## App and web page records
==========
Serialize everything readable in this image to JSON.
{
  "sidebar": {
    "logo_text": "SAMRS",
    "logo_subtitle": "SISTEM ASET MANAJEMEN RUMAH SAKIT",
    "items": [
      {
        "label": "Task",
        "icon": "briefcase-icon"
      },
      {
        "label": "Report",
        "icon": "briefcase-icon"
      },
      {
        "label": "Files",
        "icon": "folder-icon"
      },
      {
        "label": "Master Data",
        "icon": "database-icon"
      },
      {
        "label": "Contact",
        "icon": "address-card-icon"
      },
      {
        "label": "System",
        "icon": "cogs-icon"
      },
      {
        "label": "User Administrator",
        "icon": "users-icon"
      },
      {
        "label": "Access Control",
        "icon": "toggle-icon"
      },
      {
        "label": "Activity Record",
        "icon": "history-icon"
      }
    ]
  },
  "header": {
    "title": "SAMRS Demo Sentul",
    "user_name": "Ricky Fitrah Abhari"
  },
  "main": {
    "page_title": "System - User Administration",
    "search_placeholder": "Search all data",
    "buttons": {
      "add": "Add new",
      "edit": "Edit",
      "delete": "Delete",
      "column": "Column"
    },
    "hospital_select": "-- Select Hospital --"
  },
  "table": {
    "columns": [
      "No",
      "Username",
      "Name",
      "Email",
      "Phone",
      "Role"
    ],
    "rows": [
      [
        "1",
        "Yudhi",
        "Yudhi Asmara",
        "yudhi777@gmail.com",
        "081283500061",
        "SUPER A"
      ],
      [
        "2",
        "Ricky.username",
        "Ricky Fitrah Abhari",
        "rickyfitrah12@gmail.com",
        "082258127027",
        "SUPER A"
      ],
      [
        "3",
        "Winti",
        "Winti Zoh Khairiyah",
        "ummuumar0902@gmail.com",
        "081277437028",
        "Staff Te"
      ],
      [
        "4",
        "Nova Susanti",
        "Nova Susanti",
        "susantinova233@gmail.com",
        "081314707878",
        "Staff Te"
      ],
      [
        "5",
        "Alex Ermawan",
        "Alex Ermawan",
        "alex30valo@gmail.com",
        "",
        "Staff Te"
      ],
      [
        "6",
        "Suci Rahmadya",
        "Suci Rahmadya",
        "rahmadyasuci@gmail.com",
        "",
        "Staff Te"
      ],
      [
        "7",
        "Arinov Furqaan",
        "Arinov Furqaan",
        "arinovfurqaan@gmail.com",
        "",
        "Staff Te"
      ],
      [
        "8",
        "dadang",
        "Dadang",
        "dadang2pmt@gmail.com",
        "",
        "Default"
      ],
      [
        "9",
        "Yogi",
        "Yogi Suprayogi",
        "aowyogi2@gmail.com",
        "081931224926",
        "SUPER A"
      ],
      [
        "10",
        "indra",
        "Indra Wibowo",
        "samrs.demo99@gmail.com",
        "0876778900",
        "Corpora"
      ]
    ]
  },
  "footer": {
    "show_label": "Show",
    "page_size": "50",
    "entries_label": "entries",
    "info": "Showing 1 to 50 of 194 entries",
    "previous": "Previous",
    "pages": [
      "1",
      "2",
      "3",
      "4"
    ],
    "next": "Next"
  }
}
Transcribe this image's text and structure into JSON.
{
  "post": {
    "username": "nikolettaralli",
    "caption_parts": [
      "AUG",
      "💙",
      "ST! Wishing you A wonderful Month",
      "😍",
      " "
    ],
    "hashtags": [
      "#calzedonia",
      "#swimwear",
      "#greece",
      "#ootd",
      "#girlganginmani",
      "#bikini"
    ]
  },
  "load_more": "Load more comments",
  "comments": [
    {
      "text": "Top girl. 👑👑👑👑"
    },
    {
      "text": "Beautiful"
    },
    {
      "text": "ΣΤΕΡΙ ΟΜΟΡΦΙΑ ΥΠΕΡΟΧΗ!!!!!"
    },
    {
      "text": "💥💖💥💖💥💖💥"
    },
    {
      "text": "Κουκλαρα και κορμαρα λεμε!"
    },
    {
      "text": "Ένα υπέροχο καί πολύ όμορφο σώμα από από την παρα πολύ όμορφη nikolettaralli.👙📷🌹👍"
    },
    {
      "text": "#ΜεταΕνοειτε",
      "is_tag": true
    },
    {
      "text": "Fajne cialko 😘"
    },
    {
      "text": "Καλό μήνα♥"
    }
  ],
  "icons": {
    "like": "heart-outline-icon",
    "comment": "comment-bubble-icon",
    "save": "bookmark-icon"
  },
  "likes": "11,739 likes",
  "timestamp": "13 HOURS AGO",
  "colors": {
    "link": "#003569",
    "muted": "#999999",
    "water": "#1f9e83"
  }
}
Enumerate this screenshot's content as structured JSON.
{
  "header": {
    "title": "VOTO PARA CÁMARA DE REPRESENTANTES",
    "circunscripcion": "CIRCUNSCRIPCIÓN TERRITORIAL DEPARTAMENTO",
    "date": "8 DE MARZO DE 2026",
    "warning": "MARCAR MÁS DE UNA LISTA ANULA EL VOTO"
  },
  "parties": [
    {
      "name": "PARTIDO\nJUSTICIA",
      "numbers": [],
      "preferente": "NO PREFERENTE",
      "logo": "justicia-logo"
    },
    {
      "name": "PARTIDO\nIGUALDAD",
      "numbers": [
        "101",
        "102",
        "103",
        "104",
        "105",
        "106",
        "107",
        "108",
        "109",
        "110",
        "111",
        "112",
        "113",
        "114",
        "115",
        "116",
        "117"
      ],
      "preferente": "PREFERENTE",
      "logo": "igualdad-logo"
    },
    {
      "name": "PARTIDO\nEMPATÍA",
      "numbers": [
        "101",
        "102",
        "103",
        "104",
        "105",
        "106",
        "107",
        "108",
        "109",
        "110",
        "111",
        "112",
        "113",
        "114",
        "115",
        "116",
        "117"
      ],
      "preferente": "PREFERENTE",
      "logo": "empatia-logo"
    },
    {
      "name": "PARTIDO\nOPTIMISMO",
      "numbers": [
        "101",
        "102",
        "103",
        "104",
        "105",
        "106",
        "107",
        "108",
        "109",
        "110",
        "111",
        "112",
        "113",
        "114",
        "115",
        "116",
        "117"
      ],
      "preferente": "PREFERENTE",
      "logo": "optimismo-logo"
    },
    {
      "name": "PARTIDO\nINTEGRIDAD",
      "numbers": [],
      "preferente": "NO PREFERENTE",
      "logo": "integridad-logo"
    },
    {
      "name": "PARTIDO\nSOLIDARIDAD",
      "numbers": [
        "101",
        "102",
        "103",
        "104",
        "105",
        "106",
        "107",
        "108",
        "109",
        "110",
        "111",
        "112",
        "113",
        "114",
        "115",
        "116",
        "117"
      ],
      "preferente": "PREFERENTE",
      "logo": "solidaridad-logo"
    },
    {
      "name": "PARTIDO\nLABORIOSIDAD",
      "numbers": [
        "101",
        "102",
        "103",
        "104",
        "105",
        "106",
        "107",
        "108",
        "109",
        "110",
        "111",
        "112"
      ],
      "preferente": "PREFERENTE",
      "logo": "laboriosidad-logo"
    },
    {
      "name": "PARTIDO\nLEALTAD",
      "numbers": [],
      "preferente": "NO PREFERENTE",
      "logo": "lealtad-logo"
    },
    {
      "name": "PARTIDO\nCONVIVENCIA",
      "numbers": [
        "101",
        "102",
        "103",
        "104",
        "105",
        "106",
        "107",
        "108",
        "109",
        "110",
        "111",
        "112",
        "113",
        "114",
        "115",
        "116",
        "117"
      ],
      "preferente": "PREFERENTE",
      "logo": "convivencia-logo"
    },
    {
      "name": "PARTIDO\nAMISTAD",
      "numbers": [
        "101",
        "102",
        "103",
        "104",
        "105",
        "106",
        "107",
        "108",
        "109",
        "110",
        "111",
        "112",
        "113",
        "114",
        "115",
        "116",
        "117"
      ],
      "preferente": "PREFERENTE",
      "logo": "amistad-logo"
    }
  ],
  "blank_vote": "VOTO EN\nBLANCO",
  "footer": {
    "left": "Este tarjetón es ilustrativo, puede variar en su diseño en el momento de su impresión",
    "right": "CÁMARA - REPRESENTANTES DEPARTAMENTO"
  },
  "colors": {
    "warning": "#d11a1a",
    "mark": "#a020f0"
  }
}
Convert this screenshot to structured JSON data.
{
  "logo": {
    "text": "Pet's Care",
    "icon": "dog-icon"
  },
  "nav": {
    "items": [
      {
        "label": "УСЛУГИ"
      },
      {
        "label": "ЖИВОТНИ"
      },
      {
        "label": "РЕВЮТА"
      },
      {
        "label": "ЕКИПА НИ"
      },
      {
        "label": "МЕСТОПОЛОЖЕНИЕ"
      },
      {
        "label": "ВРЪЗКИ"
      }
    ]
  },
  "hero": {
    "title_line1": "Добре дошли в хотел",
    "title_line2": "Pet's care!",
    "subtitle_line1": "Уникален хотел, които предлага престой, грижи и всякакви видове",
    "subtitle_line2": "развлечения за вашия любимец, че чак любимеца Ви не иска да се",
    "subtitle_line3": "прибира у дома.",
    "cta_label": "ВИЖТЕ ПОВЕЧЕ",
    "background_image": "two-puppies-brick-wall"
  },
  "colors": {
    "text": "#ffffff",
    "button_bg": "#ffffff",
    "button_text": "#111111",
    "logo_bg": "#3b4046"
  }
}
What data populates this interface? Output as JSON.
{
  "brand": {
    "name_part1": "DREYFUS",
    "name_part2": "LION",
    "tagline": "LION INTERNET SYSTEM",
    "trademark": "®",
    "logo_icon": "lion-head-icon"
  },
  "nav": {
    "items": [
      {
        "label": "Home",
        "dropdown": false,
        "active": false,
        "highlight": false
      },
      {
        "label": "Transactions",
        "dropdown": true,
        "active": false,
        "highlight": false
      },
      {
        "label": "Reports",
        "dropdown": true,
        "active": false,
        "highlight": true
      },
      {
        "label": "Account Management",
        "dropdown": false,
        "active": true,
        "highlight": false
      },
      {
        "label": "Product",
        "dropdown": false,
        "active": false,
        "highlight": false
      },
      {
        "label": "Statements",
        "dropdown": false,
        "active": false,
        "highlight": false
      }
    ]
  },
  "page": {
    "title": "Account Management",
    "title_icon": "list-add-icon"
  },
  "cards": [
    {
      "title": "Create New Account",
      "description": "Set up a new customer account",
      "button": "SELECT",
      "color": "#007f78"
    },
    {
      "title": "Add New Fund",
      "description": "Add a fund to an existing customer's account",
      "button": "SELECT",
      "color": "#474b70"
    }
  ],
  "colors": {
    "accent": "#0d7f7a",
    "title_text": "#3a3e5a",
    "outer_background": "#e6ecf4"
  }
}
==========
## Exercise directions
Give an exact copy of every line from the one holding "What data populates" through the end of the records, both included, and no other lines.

## Result of this task
What data populates this interface? Output as JSON.
{
  "brand": {
    "name_part1": "DREYFUS",
    "name_part2": "LION",
    "tagline": "LION INTERNET SYSTEM",
    "trademark": "®",
    "logo_icon": "lion-head-icon"
  },
  "nav": {
    "items": [
      {
        "label": "Home",
        "dropdown": false,
        "active": false,
        "highlight": false
      },
      {
        "label": "Transactions",
        "dropdown": true,
        "active": false,
        "highlight": false
      },
      {
        "label": "Reports",
        "dropdown": true,
        "active": false,
        "highlight": true
      },
      {
        "label": "Account Management",
        "dropdown": false,
        "active": true,
        "highlight": false
      },
      {
        "label": "Product",
        "dropdown": false,
        "active": false,
        "highlight": false
      },
      {
        "label": "Statements",
        "dropdown": false,
        "active": false,
        "highlight": false
      }
    ]
  },
  "page": {
    "title": "Account Management",
    "title_icon": "list-add-icon"
  },
  "cards": [
    {
      "title": "Create New Account",
      "description": "Set up a new customer account",
      "button": "SELECT",
      "color": "#007f78"
    },
    {
      "title": "Add New Fund",
      "description": "Add a fund to an existing customer's account",
      "button": "SELECT",
      "color": "#474b70"
    }
  ],
  "colors": {
    "accent": "#0d7f7a",
    "title_text": "#3a3e5a",
    "outer_background": "#e6ecf4"
  }
}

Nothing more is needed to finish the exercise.